On October 24, 2017, Matt returned to Columbia for a full body PET scan, which I described as a full body MRI. Due to the timing—which was out of our control—Matt’s mom agreed to drive and stay with him during his appointment so that I could be home for G’s and H’s bus and after school activities. (The need to be in two places. The luck of being surrounded by the friends and family who surrounded us.)
I texted a friend and said I was grateful for the break from doctor’s offices. The night before my dreams had been overwhelmed by images of waiting rooms, phone numbers, and lab coats.
When Matt arrived at the test, the nurse handed him a container full of a liquid to drink. The liquid consisted of tracers, which, according to Google, collect in areas of the body with high levels of chemical activity and show up as bright spots on the PET scan. Clusters of cancer cells would show up as bright spots on the PET scan.
We were again investigating the lesions on Matt’s ribs and spine. We were again asking whether a secondary cancer was impacting Matt’s road to a cure. We were again not yet addressing the tumor in the left parietal lobe of Matt’s brain.
Matt struggled to finish the liquid. The taste of the liquid and an imperfect ability to focus on the task at hand undoubtedly played a role in his slow progress. After two hours of reminders and cajoling, Matt finished the liquid and went in for the PET scan. I’m sure the nurses were as frustrated by the delay and the need to constantly remind Matt to drink as Matt was to receive the reminders. I’m sure the hours in the waiting room surrounded by the comings and goings of other patients wore him out.

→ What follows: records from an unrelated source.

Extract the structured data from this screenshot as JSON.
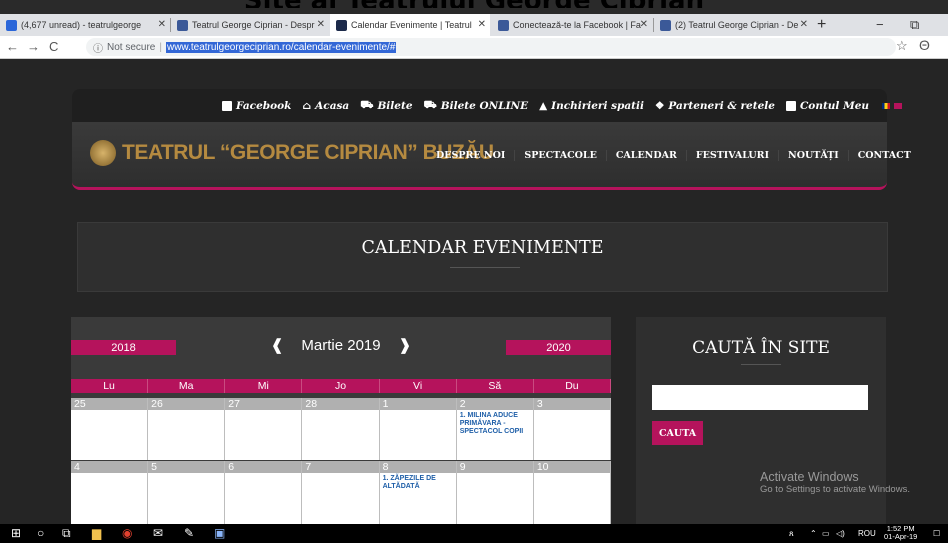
{
  "caption": "Site al Teatrului George Ciprian",
  "tabs": [
    {
      "label": "(4,677 unread) - teatrulgeorge",
      "color": "#2a66d9"
    },
    {
      "label": "Teatrul George Ciprian - Despr",
      "color": "#3b5998"
    },
    {
      "label": "Calendar Evenimente | Teatrul",
      "color": "#1c2a4a"
    },
    {
      "label": "Conectează-te la Facebook | Fa",
      "color": "#3b5998"
    },
    {
      "label": "(2) Teatrul George Ciprian - De",
      "color": "#3b5998"
    }
  ],
  "window_controls": {
    "minimize": "−",
    "restore": "⧉"
  },
  "address": {
    "info": "ⓘ",
    "not_secure": "Not secure",
    "url": "www.teatrulgeorgeciprian.ro/calendar-evenimente/#"
  },
  "topnav": {
    "links": [
      "Facebook",
      "Acasa",
      "Bilete",
      "Bilete ONLINE",
      "Inchirieri spatii",
      "Parteneri & retele",
      "Contul Meu"
    ]
  },
  "header": {
    "logo_text": "TEATRUL “GEORGE CIPRIAN” BUZĂU",
    "menu": [
      "DESPRE NOI",
      "SPECTACOLE",
      "CALENDAR",
      "FESTIVALURI",
      "NOUTĂȚI",
      "CONTACT"
    ]
  },
  "title": "CALENDAR EVENIMENTE",
  "calendar": {
    "prev_year": "2018",
    "next_year": "2020",
    "prev_arrow": "❰",
    "next_arrow": "❱",
    "month_label": "Martie 2019",
    "days": [
      "Lu",
      "Ma",
      "Mi",
      "Jo",
      "Vi",
      "Să",
      "Du"
    ],
    "weeks": [
      {
        "nums": [
          "25",
          "26",
          "27",
          "28",
          "1",
          "2",
          "3"
        ],
        "events": [
          "",
          "",
          "",
          "",
          "",
          "1. MILINA ADUCE PRIMĂVARA - SPECTACOL COPII",
          ""
        ]
      },
      {
        "nums": [
          "4",
          "5",
          "6",
          "7",
          "8",
          "9",
          "10"
        ],
        "events": [
          "",
          "",
          "",
          "",
          "1. ZĂPEZILE DE ALTĂDATĂ",
          "",
          ""
        ]
      }
    ]
  },
  "sidebar": {
    "title": "CAUTĂ ÎN SITE",
    "button": "CAUTA"
  },
  "activate": {
    "line1": "Activate Windows",
    "line2": "Go to Settings to activate Windows."
  },
  "taskbar": {
    "lang": "ROU",
    "time": "1:52 PM",
    "date": "01-Apr-19"
  }
}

Matt returned home around 4:30. He went straight upstairs to nap and didn’t come down until dinner—that cruel transition when G and H started missing him, even though he was right upstairs. I texted a friend and said that he seemed pretty out of it. One year later, with my memory full of so many other events, I don’t know what I meant by pretty out of it. Pretty out of it could mean any number of things from the struggle to have a conversation to a toned down—flat—personality. Pretty out of it could refer simply to the fact that some spark was missing in his eyes, a flare of wit and humor and presence that had once been intrinsic to Matt.
What I do remember is that despite dreaming of endless phone calls to doctors’ offices, I did not call Duke or Columbia to tell them that Matt was pretty out of it. I’d spent all of September on the phone with doctors discussing Matt’s symptoms—the headaches, double vision, and back pain—but I couldn’t call for pretty out of it, even though pretty out of it was as concerning as the headaches and double vision and back pain. Pretty out of it was too vague, too impossible to quantify by a 1-10 scale. Pretty out of it was something we had to navigate alone—the cruelty of brain cancer.
Today marks exactly nine months since the day I saw the MRI image that destroyed hope. We (Matt, Matt’s parents, his neuro-oncologist and I) will see the results of this PET scan on Friday, October 27, 2017, but, somehow, we didn’t actually see the results until January 24, 2018. Somehow, for three months, we didn’t see the stark truth.
In writing for the next three months, I suspect all I will be able to see is truth.